Copy each line of the records below that mentions the word "heading".

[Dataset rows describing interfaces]

● ● ● ●

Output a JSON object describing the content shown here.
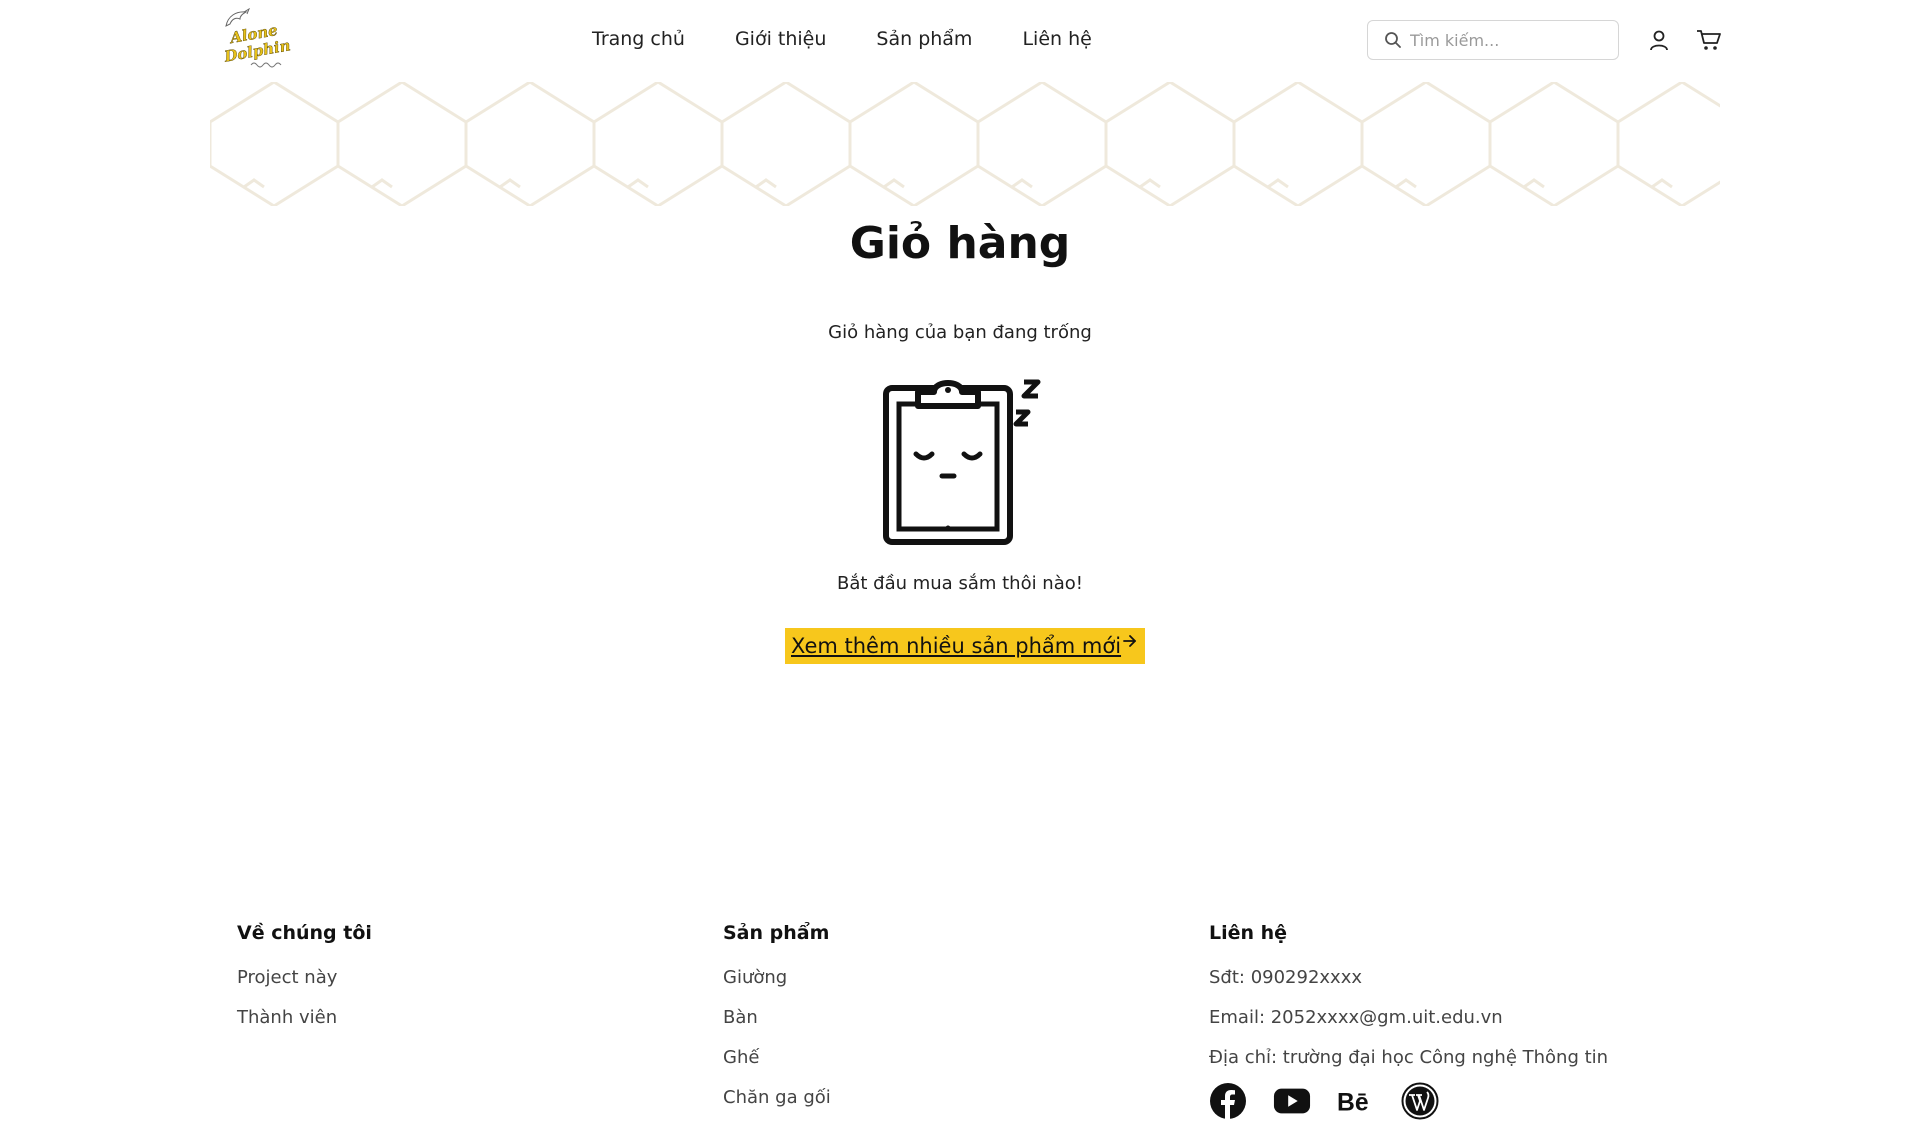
{
  "header": {
    "logo": {
      "line1": "Alone",
      "line2": "Dolphin"
    },
    "nav": [
      {
        "label": "Trang chủ"
      },
      {
        "label": "Giới thiệu"
      },
      {
        "label": "Sản phẩm"
      },
      {
        "label": "Liên hệ"
      }
    ],
    "search": {
      "placeholder": "Tìm kiếm...",
      "value": "",
      "icon": "search-icon"
    },
    "user_icon": "user-icon",
    "cart_icon": "cart-icon"
  },
  "main": {
    "title": "Giỏ hàng",
    "empty_message": "Giỏ hàng của bạn đang trống",
    "illustration": "sleeping-clipboard-icon",
    "start_message": "Bắt đầu mua sắm thôi nào!",
    "cta_label": "Xem thêm nhiều sản phẩm mới",
    "cta_icon": "arrow-right-icon"
  },
  "footer": {
    "about": {
      "heading": "Về chúng tôi",
      "links": [
        "Project này",
        "Thành viên"
      ]
    },
    "products": {
      "heading": "Sản phẩm",
      "links": [
        "Giường",
        "Bàn",
        "Ghế",
        "Chăn ga gối"
      ]
    },
    "contact": {
      "heading": "Liên hệ",
      "phone": "Sđt: 090292xxxx",
      "email": "Email: 2052xxxx@gm.uit.edu.vn",
      "address": "Địa chỉ: trường đại học Công nghệ Thông tin",
      "socials": [
        "facebook-icon",
        "youtube-icon",
        "behance-icon",
        "wordpress-icon"
      ]
    }
  },
  "colors": {
    "accent": "#f7c71c",
    "pattern": "#f1ece0",
    "text": "#111111"
  }
}
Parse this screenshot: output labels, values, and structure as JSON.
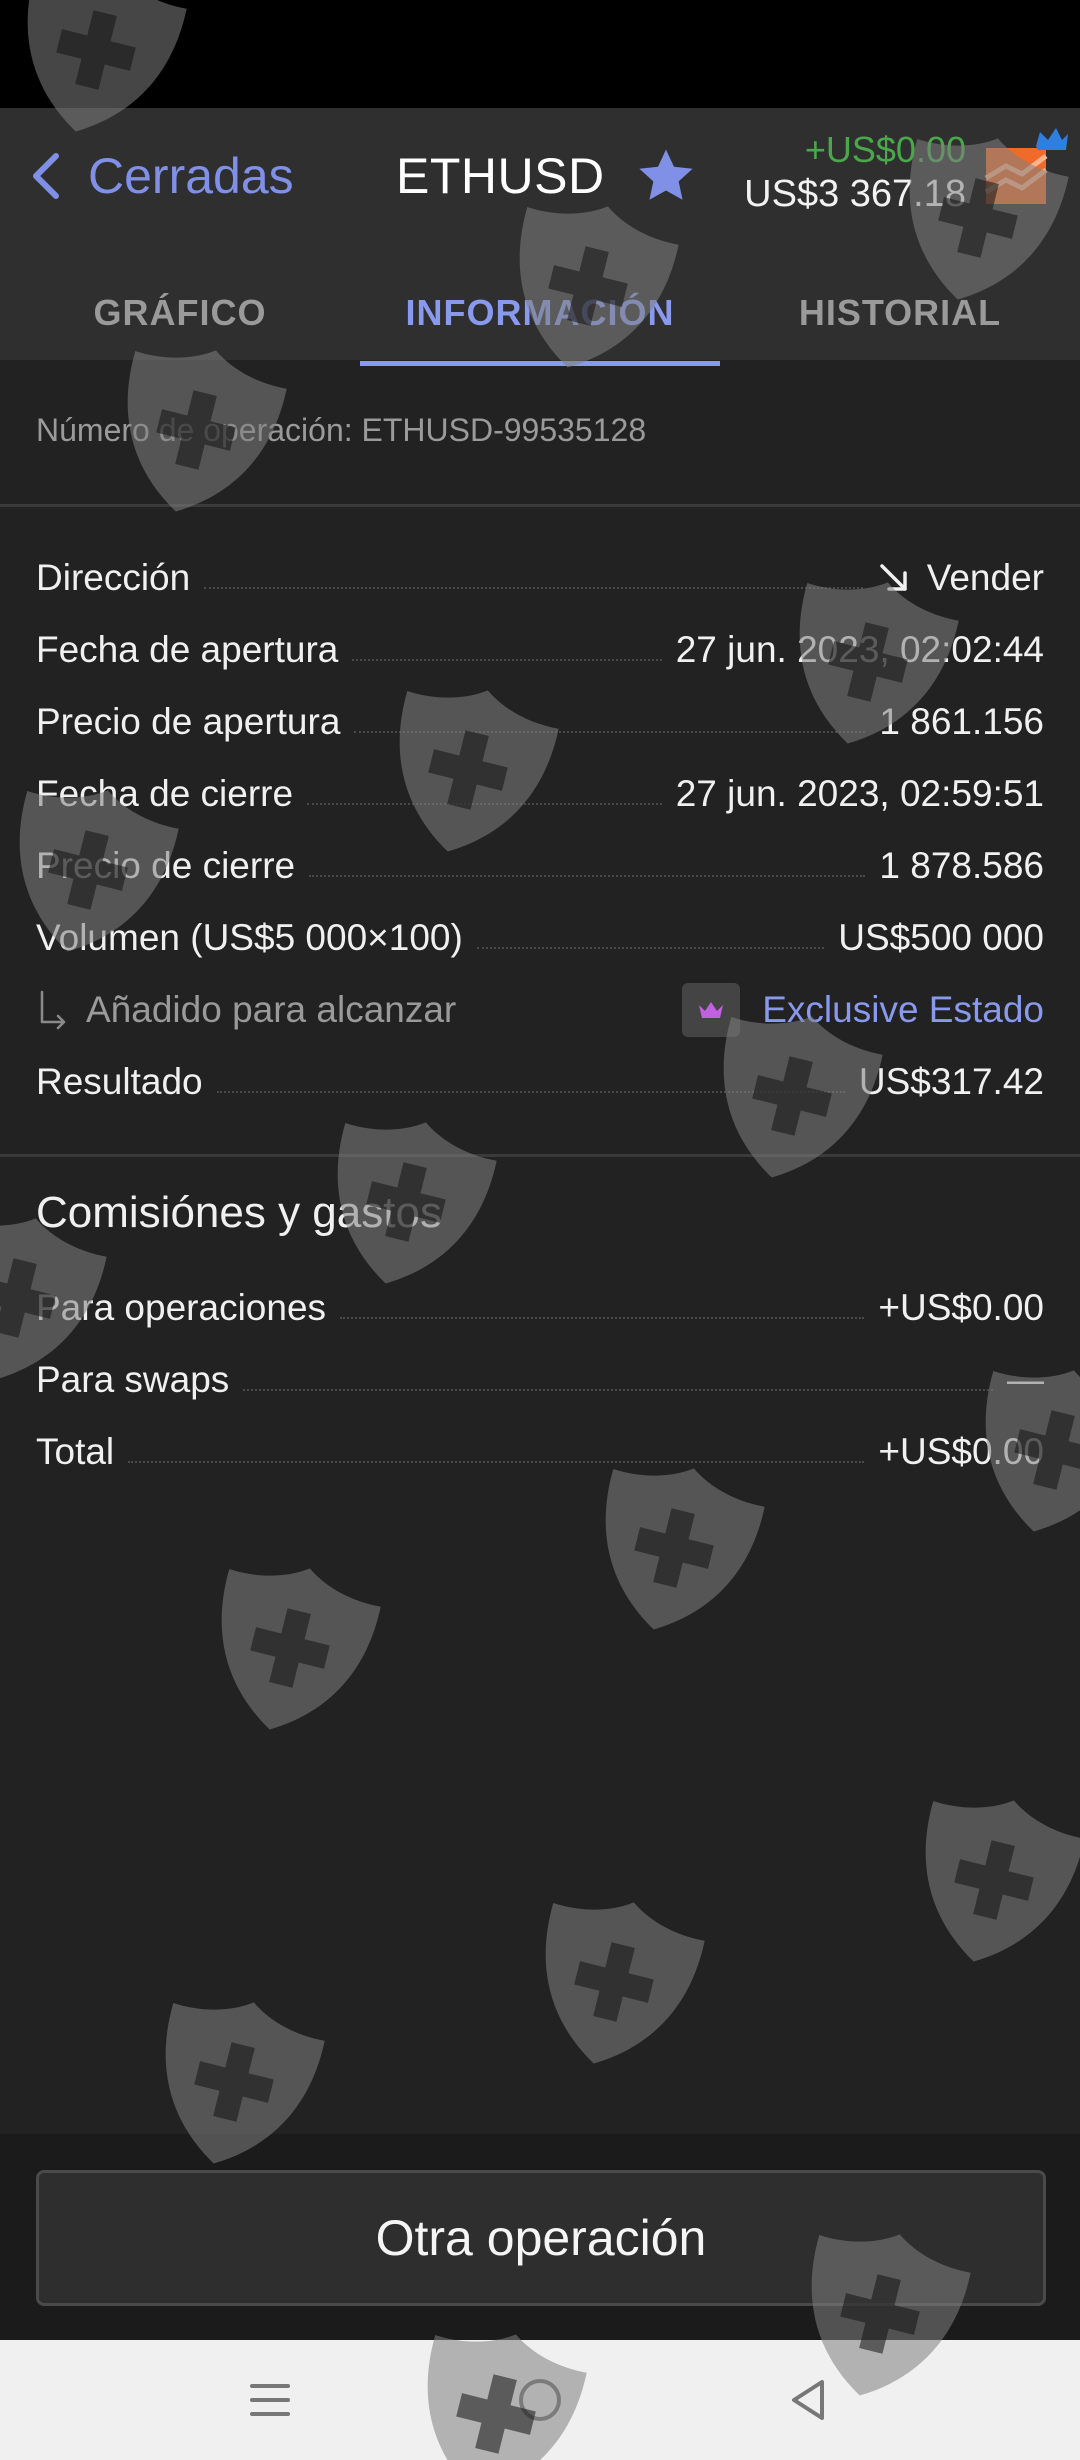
{
  "header": {
    "back_label": "Cerradas",
    "symbol": "ETHUSD",
    "pnl": "+US$0.00",
    "equity": "US$3 367.18"
  },
  "tabs": [
    {
      "label": "GRÁFICO",
      "active": false
    },
    {
      "label": "INFORMACIÓN",
      "active": true
    },
    {
      "label": "HISTORIAL",
      "active": false
    }
  ],
  "operation_number": "Número de operación: ETHUSD-99535128",
  "details": {
    "direccion": {
      "label": "Dirección",
      "value": "Vender"
    },
    "fecha_apertura": {
      "label": "Fecha de apertura",
      "value": "27 jun. 2023, 02:02:44"
    },
    "precio_apertura": {
      "label": "Precio de apertura",
      "value": "1 861.156"
    },
    "fecha_cierre": {
      "label": "Fecha de cierre",
      "value": "27 jun. 2023, 02:59:51"
    },
    "precio_cierre": {
      "label": "Precio de cierre",
      "value": "1 878.586"
    },
    "volumen": {
      "label": "Volumen (US$5 000×100)",
      "value": "US$500 000"
    },
    "anadido": {
      "label": "Añadido para alcanzar",
      "value": "Exclusive Estado"
    },
    "resultado": {
      "label": "Resultado",
      "value": "US$317.42"
    }
  },
  "fees": {
    "title": "Comisiónes y gastos",
    "operaciones": {
      "label": "Para operaciones",
      "value": "+US$0.00"
    },
    "swaps": {
      "label": "Para swaps",
      "value": "—"
    },
    "total": {
      "label": "Total",
      "value": "+US$0.00"
    }
  },
  "action_button": "Otra operación",
  "colors": {
    "accent": "#8899ee",
    "positive": "#48a84a",
    "background": "#222222",
    "header": "#2f2f2f",
    "account_icon": "#f06a2a"
  },
  "icons": [
    "chevron-left-icon",
    "star-icon",
    "account-chart-icon",
    "crown-icon",
    "arrow-down-right-icon",
    "corner-down-right-icon",
    "menu-icon",
    "home-circle-icon",
    "back-triangle-icon",
    "shield-watermark-icon"
  ]
}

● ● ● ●

● SOLUTION FOR THIS PROBLEM
      "heading": "Về chúng tôi",
      "heading": "Sản phẩm",
      "heading": "Liên hệ",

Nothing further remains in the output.